• _Required work_: Reprint the entries without altering anything.
************
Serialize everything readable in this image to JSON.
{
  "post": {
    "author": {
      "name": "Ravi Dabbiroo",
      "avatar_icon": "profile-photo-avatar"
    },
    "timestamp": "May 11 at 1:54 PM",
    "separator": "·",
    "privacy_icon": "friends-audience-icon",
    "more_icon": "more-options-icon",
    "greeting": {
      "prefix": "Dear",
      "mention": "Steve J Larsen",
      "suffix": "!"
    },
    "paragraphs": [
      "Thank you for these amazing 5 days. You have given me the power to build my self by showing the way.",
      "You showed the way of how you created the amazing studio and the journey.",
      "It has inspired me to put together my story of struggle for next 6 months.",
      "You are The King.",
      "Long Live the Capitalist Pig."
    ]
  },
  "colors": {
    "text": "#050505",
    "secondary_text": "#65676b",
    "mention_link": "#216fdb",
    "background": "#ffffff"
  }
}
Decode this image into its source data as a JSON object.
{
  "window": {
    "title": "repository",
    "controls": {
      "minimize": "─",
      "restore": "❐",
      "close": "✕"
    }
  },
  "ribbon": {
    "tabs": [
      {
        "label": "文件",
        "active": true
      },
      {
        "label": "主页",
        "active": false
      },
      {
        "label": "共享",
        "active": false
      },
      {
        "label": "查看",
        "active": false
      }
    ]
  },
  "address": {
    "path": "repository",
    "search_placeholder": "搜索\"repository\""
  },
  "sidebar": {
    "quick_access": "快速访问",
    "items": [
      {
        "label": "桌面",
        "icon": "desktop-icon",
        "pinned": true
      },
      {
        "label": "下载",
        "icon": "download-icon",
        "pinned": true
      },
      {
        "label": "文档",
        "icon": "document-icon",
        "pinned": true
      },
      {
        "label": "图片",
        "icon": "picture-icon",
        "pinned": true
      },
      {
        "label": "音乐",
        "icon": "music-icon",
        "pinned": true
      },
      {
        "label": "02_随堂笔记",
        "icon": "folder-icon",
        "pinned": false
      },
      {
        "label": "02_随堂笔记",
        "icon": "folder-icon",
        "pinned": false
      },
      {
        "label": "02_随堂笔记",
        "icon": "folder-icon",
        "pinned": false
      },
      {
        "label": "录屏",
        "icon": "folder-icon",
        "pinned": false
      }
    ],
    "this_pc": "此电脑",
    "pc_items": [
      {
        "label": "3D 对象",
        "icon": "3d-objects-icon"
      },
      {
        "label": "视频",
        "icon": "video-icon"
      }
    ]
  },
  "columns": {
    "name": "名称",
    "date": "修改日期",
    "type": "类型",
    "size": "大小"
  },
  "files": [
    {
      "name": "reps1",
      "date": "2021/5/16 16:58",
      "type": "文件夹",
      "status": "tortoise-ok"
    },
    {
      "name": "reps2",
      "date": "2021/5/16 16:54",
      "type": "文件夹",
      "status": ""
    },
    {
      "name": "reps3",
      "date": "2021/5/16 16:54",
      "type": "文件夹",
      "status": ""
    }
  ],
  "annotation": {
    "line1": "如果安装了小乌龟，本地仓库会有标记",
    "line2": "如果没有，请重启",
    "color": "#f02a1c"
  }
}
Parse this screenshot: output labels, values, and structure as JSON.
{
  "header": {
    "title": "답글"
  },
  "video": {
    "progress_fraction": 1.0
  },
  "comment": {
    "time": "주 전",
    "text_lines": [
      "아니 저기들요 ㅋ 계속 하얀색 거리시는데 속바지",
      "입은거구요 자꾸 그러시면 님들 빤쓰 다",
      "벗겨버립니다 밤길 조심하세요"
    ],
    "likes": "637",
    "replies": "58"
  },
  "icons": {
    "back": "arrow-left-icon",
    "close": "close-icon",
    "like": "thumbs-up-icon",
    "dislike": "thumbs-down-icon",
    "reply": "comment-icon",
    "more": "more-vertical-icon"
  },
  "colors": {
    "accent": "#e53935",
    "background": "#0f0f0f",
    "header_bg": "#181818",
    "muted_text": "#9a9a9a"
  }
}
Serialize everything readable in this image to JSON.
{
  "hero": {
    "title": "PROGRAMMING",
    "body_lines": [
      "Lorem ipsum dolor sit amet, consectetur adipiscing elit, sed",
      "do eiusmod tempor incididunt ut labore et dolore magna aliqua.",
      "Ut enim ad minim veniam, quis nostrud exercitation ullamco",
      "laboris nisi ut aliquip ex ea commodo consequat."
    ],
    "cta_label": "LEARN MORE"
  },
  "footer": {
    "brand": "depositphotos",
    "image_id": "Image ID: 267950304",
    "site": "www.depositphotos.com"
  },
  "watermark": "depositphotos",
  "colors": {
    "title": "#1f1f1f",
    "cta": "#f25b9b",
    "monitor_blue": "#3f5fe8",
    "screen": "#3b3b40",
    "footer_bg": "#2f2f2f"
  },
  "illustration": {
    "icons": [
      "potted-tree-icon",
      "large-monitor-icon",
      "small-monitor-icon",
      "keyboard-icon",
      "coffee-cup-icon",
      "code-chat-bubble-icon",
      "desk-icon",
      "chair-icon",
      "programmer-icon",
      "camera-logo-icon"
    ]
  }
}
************
• _Task solution_:
Serialize everything readable in this image to JSON.
{
  "post": {
    "author": {
      "name": "Ravi Dabbiroo",
      "avatar_icon": "profile-photo-avatar"
    },
    "timestamp": "May 11 at 1:54 PM",
    "separator": "·",
    "privacy_icon": "friends-audience-icon",
    "more_icon": "more-options-icon",
    "greeting": {
      "prefix": "Dear",
      "mention": "Steve J Larsen",
      "suffix": "!"
    },
    "paragraphs": [
      "Thank you for these amazing 5 days. You have given me the power to build my self by showing the way.",
      "You showed the way of how you created the amazing studio and the journey.",
      "It has inspired me to put together my story of struggle for next 6 months.",
      "You are The King.",
      "Long Live the Capitalist Pig."
    ]
  },
  "colors": {
    "text": "#050505",
    "secondary_text": "#65676b",
    "mention_link": "#216fdb",
    "background": "#ffffff"
  }
}
Decode this image into its source data as a JSON object.
{
  "window": {
    "title": "repository",
    "controls": {
      "minimize": "─",
      "restore": "❐",
      "close": "✕"
    }
  },
  "ribbon": {
    "tabs": [
      {
        "label": "文件",
        "active": true
      },
      {
        "label": "主页",
        "active": false
      },
      {
        "label": "共享",
        "active": false
      },
      {
        "label": "查看",
        "active": false
      }
    ]
  },
  "address": {
    "path": "repository",
    "search_placeholder": "搜索\"repository\""
  },
  "sidebar": {
    "quick_access": "快速访问",
    "items": [
      {
        "label": "桌面",
        "icon": "desktop-icon",
        "pinned": true
      },
      {
        "label": "下载",
        "icon": "download-icon",
        "pinned": true
      },
      {
        "label": "文档",
        "icon": "document-icon",
        "pinned": true
      },
      {
        "label": "图片",
        "icon": "picture-icon",
        "pinned": true
      },
      {
        "label": "音乐",
        "icon": "music-icon",
        "pinned": true
      },
      {
        "label": "02_随堂笔记",
        "icon": "folder-icon",
        "pinned": false
      },
      {
        "label": "02_随堂笔记",
        "icon": "folder-icon",
        "pinned": false
      },
      {
        "label": "02_随堂笔记",
        "icon": "folder-icon",
        "pinned": false
      },
      {
        "label": "录屏",
        "icon": "folder-icon",
        "pinned": false
      }
    ],
    "this_pc": "此电脑",
    "pc_items": [
      {
        "label": "3D 对象",
        "icon": "3d-objects-icon"
      },
      {
        "label": "视频",
        "icon": "video-icon"
      }
    ]
  },
  "columns": {
    "name": "名称",
    "date": "修改日期",
    "type": "类型",
    "size": "大小"
  },
  "files": [
    {
      "name": "reps1",
      "date": "2021/5/16 16:58",
      "type": "文件夹",
      "status": "tortoise-ok"
    },
    {
      "name": "reps2",
      "date": "2021/5/16 16:54",
      "type": "文件夹",
      "status": ""
    },
    {
      "name": "reps3",
      "date": "2021/5/16 16:54",
      "type": "文件夹",
      "status": ""
    }
  ],
  "annotation": {
    "line1": "如果安装了小乌龟，本地仓库会有标记",
    "line2": "如果没有，请重启",
    "color": "#f02a1c"
  }
}
Parse this screenshot: output labels, values, and structure as JSON.
{
  "header": {
    "title": "답글"
  },
  "video": {
    "progress_fraction": 1.0
  },
  "comment": {
    "time": "주 전",
    "text_lines": [
      "아니 저기들요 ㅋ 계속 하얀색 거리시는데 속바지",
      "입은거구요 자꾸 그러시면 님들 빤쓰 다",
      "벗겨버립니다 밤길 조심하세요"
    ],
    "likes": "637",
    "replies": "58"
  },
  "icons": {
    "back": "arrow-left-icon",
    "close": "close-icon",
    "like": "thumbs-up-icon",
    "dislike": "thumbs-down-icon",
    "reply": "comment-icon",
    "more": "more-vertical-icon"
  },
  "colors": {
    "accent": "#e53935",
    "background": "#0f0f0f",
    "header_bg": "#181818",
    "muted_text": "#9a9a9a"
  }
}
Serialize everything readable in this image to JSON.
{
  "hero": {
    "title": "PROGRAMMING",
    "body_lines": [
      "Lorem ipsum dolor sit amet, consectetur adipiscing elit, sed",
      "do eiusmod tempor incididunt ut labore et dolore magna aliqua.",
      "Ut enim ad minim veniam, quis nostrud exercitation ullamco",
      "laboris nisi ut aliquip ex ea commodo consequat."
    ],
    "cta_label": "LEARN MORE"
  },
  "footer": {
    "brand": "depositphotos",
    "image_id": "Image ID: 267950304",
    "site": "www.depositphotos.com"
  },
  "watermark": "depositphotos",
  "colors": {
    "title": "#1f1f1f",
    "cta": "#f25b9b",
    "monitor_blue": "#3f5fe8",
    "screen": "#3b3b40",
    "footer_bg": "#2f2f2f"
  },
  "illustration": {
    "icons": [
      "potted-tree-icon",
      "large-monitor-icon",
      "small-monitor-icon",
      "keyboard-icon",
      "coffee-cup-icon",
      "code-chat-bubble-icon",
      "desk-icon",
      "chair-icon",
      "programmer-icon",
      "camera-logo-icon"
    ]
  }
}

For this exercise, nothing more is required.